**DIRECTIONS FOR THIS TASK**.
All entries below are to be set down again exactly as given.

**RECORDED DATA**.
.....

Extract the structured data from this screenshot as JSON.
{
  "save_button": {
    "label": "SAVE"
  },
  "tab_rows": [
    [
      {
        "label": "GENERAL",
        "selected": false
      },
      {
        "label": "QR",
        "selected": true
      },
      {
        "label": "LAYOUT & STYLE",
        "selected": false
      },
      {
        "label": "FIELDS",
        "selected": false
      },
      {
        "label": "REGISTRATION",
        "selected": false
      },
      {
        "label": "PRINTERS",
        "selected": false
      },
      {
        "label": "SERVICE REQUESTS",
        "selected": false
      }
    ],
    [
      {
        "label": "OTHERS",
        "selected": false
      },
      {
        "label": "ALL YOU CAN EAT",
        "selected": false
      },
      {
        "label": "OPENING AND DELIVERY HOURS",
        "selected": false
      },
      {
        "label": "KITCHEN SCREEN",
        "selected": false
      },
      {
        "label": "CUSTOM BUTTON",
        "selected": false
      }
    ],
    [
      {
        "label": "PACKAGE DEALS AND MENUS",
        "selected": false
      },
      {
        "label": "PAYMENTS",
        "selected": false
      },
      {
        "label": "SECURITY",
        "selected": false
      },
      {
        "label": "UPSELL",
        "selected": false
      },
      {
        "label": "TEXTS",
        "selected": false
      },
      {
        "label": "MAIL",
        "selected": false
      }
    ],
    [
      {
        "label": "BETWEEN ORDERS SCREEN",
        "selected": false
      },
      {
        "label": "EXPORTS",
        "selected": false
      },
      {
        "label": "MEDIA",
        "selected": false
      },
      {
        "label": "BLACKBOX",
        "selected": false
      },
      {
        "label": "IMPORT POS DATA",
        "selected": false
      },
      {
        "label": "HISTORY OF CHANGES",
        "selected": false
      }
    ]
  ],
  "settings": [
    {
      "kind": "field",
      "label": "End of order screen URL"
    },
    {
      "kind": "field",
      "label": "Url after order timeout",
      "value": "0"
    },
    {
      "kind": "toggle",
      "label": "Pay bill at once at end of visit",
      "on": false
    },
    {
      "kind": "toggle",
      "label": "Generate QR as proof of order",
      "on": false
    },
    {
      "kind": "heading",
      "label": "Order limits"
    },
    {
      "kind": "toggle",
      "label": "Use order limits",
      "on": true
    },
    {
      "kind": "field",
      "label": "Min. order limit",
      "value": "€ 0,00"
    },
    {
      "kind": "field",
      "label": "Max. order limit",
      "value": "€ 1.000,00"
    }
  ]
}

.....

**ANSWER TO THIS PROBLEM**.
Extract the structured data from this screenshot as JSON.
{
  "save_button": {
    "label": "SAVE"
  },
  "tab_rows": [
    [
      {
        "label": "GENERAL",
        "selected": false
      },
      {
        "label": "QR",
        "selected": true
      },
      {
        "label": "LAYOUT & STYLE",
        "selected": false
      },
      {
        "label": "FIELDS",
        "selected": false
      },
      {
        "label": "REGISTRATION",
        "selected": false
      },
      {
        "label": "PRINTERS",
        "selected": false
      },
      {
        "label": "SERVICE REQUESTS",
        "selected": false
      }
    ],
    [
      {
        "label": "OTHERS",
        "selected": false
      },
      {
        "label": "ALL YOU CAN EAT",
        "selected": false
      },
      {
        "label": "OPENING AND DELIVERY HOURS",
        "selected": false
      },
      {
        "label": "KITCHEN SCREEN",
        "selected": false
      },
      {
        "label": "CUSTOM BUTTON",
        "selected": false
      }
    ],
    [
      {
        "label": "PACKAGE DEALS AND MENUS",
        "selected": false
      },
      {
        "label": "PAYMENTS",
        "selected": false
      },
      {
        "label": "SECURITY",
        "selected": false
      },
      {
        "label": "UPSELL",
        "selected": false
      },
      {
        "label": "TEXTS",
        "selected": false
      },
      {
        "label": "MAIL",
        "selected": false
      }
    ],
    [
      {
        "label": "BETWEEN ORDERS SCREEN",
        "selected": false
      },
      {
        "label": "EXPORTS",
        "selected": false
      },
      {
        "label": "MEDIA",
        "selected": false
      },
      {
        "label": "BLACKBOX",
        "selected": false
      },
      {
        "label": "IMPORT POS DATA",
        "selected": false
      },
      {
        "label": "HISTORY OF CHANGES",
        "selected": false
      }
    ]
  ],
  "settings": [
    {
      "kind": "field",
      "label": "End of order screen URL"
    },
    {
      "kind": "field",
      "label": "Url after order timeout",
      "value": "0"
    },
    {
      "kind": "toggle",
      "label": "Pay bill at once at end of visit",
      "on": false
    },
    {
      "kind": "toggle",
      "label": "Generate QR as proof of order",
      "on": false
    },
    {
      "kind": "heading",
      "label": "Order limits"
    },
    {
      "kind": "toggle",
      "label": "Use order limits",
      "on": true
    },
    {
      "kind": "field",
      "label": "Min. order limit",
      "value": "€ 0,00"
    },
    {
      "kind": "field",
      "label": "Max. order limit",
      "value": "€ 1.000,00"
    }
  ]
}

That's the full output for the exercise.